Information given START

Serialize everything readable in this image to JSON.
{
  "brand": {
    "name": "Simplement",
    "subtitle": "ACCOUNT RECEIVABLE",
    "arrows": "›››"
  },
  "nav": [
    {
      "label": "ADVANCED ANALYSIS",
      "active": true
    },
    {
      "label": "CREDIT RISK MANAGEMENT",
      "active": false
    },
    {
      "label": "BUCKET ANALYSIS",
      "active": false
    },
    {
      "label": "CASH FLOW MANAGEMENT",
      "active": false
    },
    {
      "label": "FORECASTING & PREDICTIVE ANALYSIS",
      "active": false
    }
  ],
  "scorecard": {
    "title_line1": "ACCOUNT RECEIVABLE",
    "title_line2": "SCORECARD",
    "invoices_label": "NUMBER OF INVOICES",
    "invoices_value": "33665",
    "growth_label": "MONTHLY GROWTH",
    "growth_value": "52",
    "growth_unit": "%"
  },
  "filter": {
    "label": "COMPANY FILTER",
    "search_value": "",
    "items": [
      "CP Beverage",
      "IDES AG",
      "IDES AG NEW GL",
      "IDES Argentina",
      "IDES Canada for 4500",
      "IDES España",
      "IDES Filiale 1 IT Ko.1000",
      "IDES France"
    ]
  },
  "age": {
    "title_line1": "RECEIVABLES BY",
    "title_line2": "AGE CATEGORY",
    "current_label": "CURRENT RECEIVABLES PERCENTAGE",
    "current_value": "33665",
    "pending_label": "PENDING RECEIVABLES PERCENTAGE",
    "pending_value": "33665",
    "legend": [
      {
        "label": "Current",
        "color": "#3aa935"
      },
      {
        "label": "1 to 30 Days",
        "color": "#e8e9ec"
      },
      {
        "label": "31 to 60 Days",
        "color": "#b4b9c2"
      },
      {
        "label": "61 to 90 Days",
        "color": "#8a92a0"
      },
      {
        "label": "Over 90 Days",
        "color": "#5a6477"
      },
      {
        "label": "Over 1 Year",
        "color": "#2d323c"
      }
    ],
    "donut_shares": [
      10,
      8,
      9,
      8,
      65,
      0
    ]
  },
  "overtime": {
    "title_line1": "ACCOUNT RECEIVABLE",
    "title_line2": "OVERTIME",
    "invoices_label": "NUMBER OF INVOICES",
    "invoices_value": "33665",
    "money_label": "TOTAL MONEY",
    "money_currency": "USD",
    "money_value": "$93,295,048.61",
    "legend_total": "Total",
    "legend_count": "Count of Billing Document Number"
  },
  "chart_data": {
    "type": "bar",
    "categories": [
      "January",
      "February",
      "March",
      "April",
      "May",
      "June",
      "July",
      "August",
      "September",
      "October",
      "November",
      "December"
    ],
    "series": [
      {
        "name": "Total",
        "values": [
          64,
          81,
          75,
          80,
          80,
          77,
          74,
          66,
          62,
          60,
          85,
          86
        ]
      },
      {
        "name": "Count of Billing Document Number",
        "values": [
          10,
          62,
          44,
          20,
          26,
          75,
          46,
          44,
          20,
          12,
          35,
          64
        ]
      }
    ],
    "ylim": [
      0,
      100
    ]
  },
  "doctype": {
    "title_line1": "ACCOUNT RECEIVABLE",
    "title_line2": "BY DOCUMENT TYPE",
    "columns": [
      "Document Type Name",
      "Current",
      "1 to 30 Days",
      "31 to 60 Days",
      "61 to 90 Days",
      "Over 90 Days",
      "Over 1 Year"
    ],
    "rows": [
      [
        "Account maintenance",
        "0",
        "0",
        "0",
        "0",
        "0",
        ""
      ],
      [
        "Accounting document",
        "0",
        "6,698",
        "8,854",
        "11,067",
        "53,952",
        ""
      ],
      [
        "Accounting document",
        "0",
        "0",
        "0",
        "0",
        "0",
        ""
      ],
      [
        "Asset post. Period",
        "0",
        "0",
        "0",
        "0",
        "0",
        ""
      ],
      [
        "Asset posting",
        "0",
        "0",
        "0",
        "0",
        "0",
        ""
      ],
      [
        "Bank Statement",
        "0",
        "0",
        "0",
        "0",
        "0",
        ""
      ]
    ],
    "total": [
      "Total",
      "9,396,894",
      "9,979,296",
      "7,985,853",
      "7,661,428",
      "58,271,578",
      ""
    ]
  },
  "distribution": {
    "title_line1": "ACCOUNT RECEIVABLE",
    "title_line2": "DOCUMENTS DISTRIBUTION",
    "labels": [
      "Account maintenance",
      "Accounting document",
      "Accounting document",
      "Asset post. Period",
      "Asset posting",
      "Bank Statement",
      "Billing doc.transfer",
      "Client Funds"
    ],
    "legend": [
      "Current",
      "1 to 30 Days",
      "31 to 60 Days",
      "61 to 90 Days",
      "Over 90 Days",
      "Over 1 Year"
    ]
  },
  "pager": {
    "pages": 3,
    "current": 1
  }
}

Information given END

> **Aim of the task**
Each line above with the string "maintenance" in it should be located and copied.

> **Answer to the exercise**
        "Account maintenance",
      "Account maintenance",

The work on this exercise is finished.